Leonard (Lenny) Lipton (born May 18, 1940, Brooklyn, New York) is an author, filmmaker and inventor. At age 19, Lipton wrote the poem that became the basis for the lyrics to the song "Puff the Magic Dragon". He went on to write books on independent filmmaking and become a pioneer in the field of projected three-dimensional imagery. His technology is used to show 3D films on more than 25,000 theater screens worldwide.
May 18, 1940|
Brooklyn, New York
|Occupation||Inventor, author, experimental filmmaker, lyricist|
|Known for||"Puff, the Magic Dragon", 3D display technology|
Lipton majored in physics at Cornell University after starting out in electrical engineering. A self-described "mediocre student", he only excelled once he found a field he loved. Lipton now urges schools to be more "accepting of eccentric people with a different point of view because we are the people who make the difference."
Lipton was 19 when he wrote the poem that was adapted into the lyrics for the 1963 song "Puff the Magic Dragon", performed by Peter Paul and Mary. His inspiration was a 1936 Ogden Nash poem, "A Tale of Custard the Dragon". "Pirates and dragons, back then, were common interests in stories for boys," Lipton said. "The Puff story is really just a lot like Peter Pan.” Lipton has spent years denying that the song was about marijuana and believes that the myth was created by New York columnist Dorothy Kilgallen.
In the 1960s, Lipton shot several experimental films on 16 mm stock, most with running times of less than 10 minutes. The best known, Let a Thousand Parks Bloom, a 27-minute film about Berkeley's People's Park, played in the at the Tate Liverpool Museum and the Whitney Museum of American Art. The following decade, he wrote two books on technologies and methods for independent filmmakers: The Super 8 Book (1975) and Independent Film Making (1979). Lipton on Filmmaking, a compendium of his magazine writings, was also published in 1979.
Lipton is a pioneer in the field of projected three-dimensional imagery and is one of the creators of the electronic stereoscopic display industry. His interest dates back to his childhood in New York where he attended movie palaces, with some films shown in 3D. He drew his own 3D comics using red and green crayons on tracing paper, which were viewed using primitive glasses constructed of cardboard tubes and magnifying lenses.
Royalties from "Puff the Magic Dragon" and Independent Filmmaking, which remained in print for 20 years, gave Lipton an independent income that allowed him to follow his interests. His career in stereoscopic display began to gel around 1972. In one early stint, he served as the "convergence setter" for the 1983 3D film Rottweiler: Dogs from Hell, determining for each shot the optimal distance separating the two camera lenses. Previewing a scene from the film, technical staff from Universal were impressed by the stereoscopic imagery, but little else.

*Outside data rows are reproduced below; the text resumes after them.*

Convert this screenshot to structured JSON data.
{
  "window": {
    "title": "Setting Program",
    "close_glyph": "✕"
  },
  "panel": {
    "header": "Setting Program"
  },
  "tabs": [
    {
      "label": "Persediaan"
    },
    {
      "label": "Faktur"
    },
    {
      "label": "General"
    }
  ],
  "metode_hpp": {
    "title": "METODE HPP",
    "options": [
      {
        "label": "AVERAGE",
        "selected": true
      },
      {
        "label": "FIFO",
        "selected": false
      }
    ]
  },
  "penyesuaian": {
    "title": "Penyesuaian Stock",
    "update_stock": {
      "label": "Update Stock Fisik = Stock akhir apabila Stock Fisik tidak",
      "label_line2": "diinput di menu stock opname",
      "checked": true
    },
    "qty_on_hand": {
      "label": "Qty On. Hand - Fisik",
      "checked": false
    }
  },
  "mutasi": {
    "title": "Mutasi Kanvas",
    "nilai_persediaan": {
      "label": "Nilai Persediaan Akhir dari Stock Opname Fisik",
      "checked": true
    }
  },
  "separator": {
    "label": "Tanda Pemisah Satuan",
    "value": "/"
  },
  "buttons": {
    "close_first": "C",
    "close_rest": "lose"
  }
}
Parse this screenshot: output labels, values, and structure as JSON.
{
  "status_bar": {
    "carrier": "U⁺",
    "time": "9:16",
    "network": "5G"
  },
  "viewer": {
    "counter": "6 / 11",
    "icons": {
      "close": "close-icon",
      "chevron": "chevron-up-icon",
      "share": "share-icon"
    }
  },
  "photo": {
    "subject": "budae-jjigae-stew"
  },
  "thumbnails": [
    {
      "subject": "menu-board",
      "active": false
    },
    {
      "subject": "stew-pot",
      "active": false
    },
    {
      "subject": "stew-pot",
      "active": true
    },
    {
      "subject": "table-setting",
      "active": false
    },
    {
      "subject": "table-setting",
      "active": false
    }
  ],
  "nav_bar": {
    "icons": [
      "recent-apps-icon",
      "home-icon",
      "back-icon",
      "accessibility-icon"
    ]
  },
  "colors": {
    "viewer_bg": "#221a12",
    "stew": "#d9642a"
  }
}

He built a prototype of a flicker-free, field-sequential 3D display system and founded StereoGraphics Corporation in 1980 to fund development. The system worked by doubling the display rate of images, thereby overcoming a problem inherent in 3D motion picture projection, where each eye views only half the available images. In 1989, he patented the active ZScreen polarization filter which uses a circularly polarized liquid crystal filter placed in front of a projector, which can then display both the left and right halves of a stereo pair. After Real D Cinema acquired StereoGraphics in 2005, the technology became the basis for the RealD cinema system. As of 2017, the system was in use in more than 26,500 screens worldwide. Lipton was the chief technology officer at RealD until 2009, when he left to do independent consulting.
Lipton published his definitive treatment of the subject, Foundations of the Stereoscopic Cinema: A Study in Depth, in 1982. In 2011, the International 3D Society gave him its Century Award for Lifetime Achievement. As of 2015, he held 68 stereography-related patents.